* Perry will need to move quickly
* Four to six weeks to decide on presidential run?
* Might benefit from open Republican field
By Steve Holland
WASHINGTON, June 10 (Reuters) - Texas Governor Rick Perry has some fast footwork to do if he plans to make a late entrance into the 2012 Republican presidential contest.
Speculation that Perry might make the leap increased this week when two of his former top advisers, Rob Johnson and Dave Carney, became available after they abandoned Newt Gingrich's presidential campaign in a dispute over the direction of Gingrich's candidacy.
Perry has already sent some signals that he might be softening his earlier resistance to a 2012 run. "I'm going to think about it," he said two weeks ago.
The collapse of Gingrich's campaign and the earlier decision by former Arkansas Governor Mike Huckabee not to run could create a void that Perry could fill.
But if Perry is going to run, he will need to move quickly. Perry's conservative message -- against abortion, in favor of low taxes and less regulation -- would likely play well among Iowa's voters. But he must get there to deliver it.
Iowa Republicans are preparing for an Aug. 13 straw poll, a key test of strength in the state, which holds the first U.S. voting contest early next year.
"I think he's probably got four to six weeks to make the final decision," said Republican strategist Matt Mackowiak. "If he's going to run he has to compete in the straw poll."
Two major 2012 players, former Massachusetts Governor Mitt Romney and former U.S. Ambassador to China Jon Huntsman, are not putting a major focus on Iowa, leaving others to compete, such as former Minnesota Governor Tim Pawlenty.
"The timing for Rick Perry is perfect. Mike Huckabee has dropped out and Newt Gingrich has imploded leaving a huge opening for him, particularly in Iowa where two of the leading candidates have indicated they are not going to play 100 percent," said Republican strategist Mark McKinnon, a Texan.
The Dallas Morning News reported that there has been little evidence Perry has assembled any of the formal architecture of a campaign, from transportation to making grassroots contacts in early voting states and lining up a strong donor list to fund the race.
If Perry is going to make the leap, the next week should provide some clues as to his intentions.
Perry, the longest serving Texas governor in the state's history, is to make three public appearances outside his home state for speeches -- in New York, Los Angeles and New Orleans.
The New Orleans appearance next weekend is at the Republican Leadership Conference, where several Republican White House hopefuls are to speak.

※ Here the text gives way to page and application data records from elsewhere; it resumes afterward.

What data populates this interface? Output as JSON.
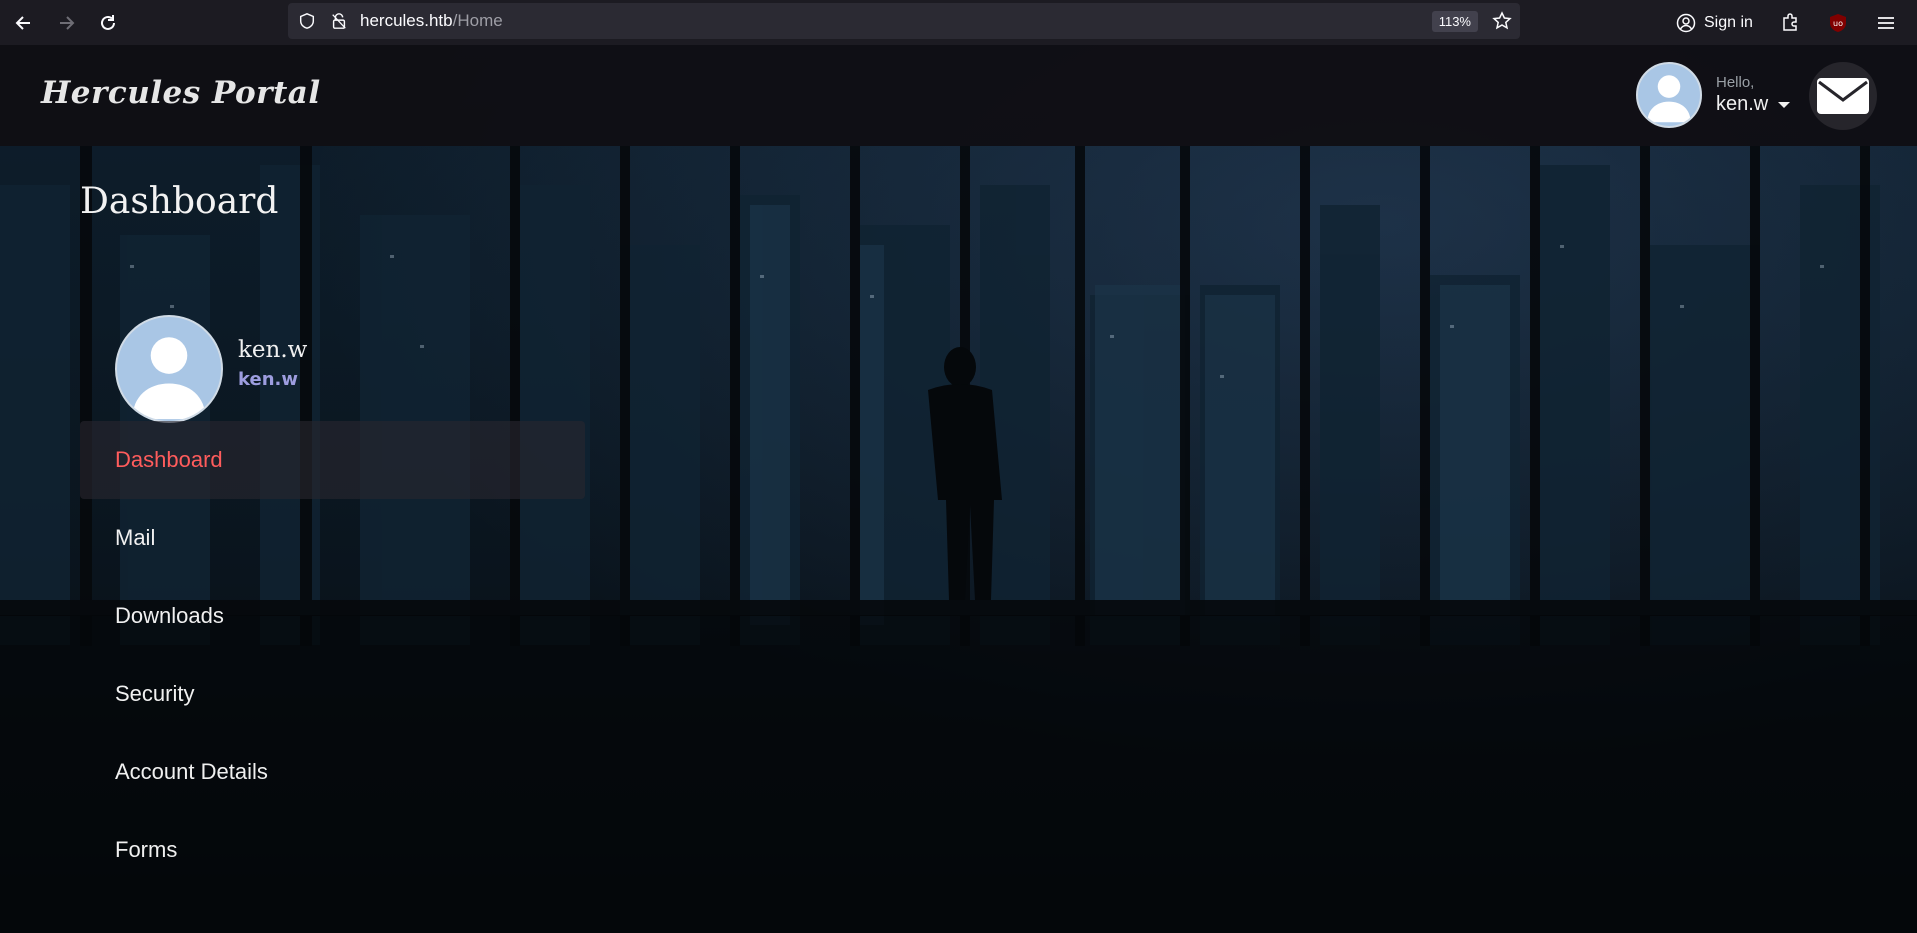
{
  "browser": {
    "url_host": "hercules.htb",
    "url_path": "/Home",
    "zoom": "113%",
    "signin_label": "Sign in"
  },
  "header": {
    "brand": "Hercules Portal",
    "greeting": "Hello,",
    "username": "ken.w"
  },
  "main": {
    "title": "Dashboard",
    "profile": {
      "name": "ken.w",
      "handle": "ken.w"
    },
    "menu": [
      {
        "label": "Dashboard",
        "active": true
      },
      {
        "label": "Mail"
      },
      {
        "label": "Downloads"
      },
      {
        "label": "Security"
      },
      {
        "label": "Account Details"
      },
      {
        "label": "Forms"
      }
    ]
  },
  "colors": {
    "active_menu": "#ff5c5c",
    "handle": "#9d9ddf",
    "avatar_bg": "#a9c6e5"
  }
}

Perry could benefit from the slow-to-start Republican campaign. Romney is arguably the front-runner but faces lingering questions about his conservative bonafides and many analysts believe the field is wide open.
"It's not too late," said Merle Black, a political science professor at Emory University in Atlanta. "I think the race is pretty much wide open right now."

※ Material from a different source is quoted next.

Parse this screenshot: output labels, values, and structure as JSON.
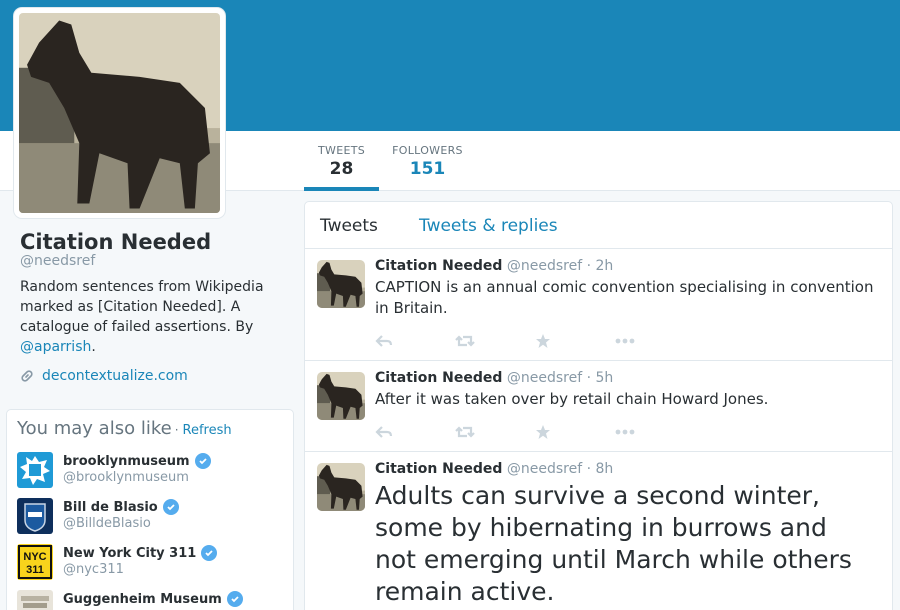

At a time of economic turmoil across the country, Perry need only point to his home state. The Texas jobless rate was 7.7 percent in April, a sizable improvement over the national rate of 9.1 percent.
He also plays well with the conservative Tea Party segment of the Republican Party, and if former Alaska Governor Sarah Palin decides not to run, she might be inclined to support him.
"He and Sarah Palin are very close," said McKinnon. (Editing by Eric Beech)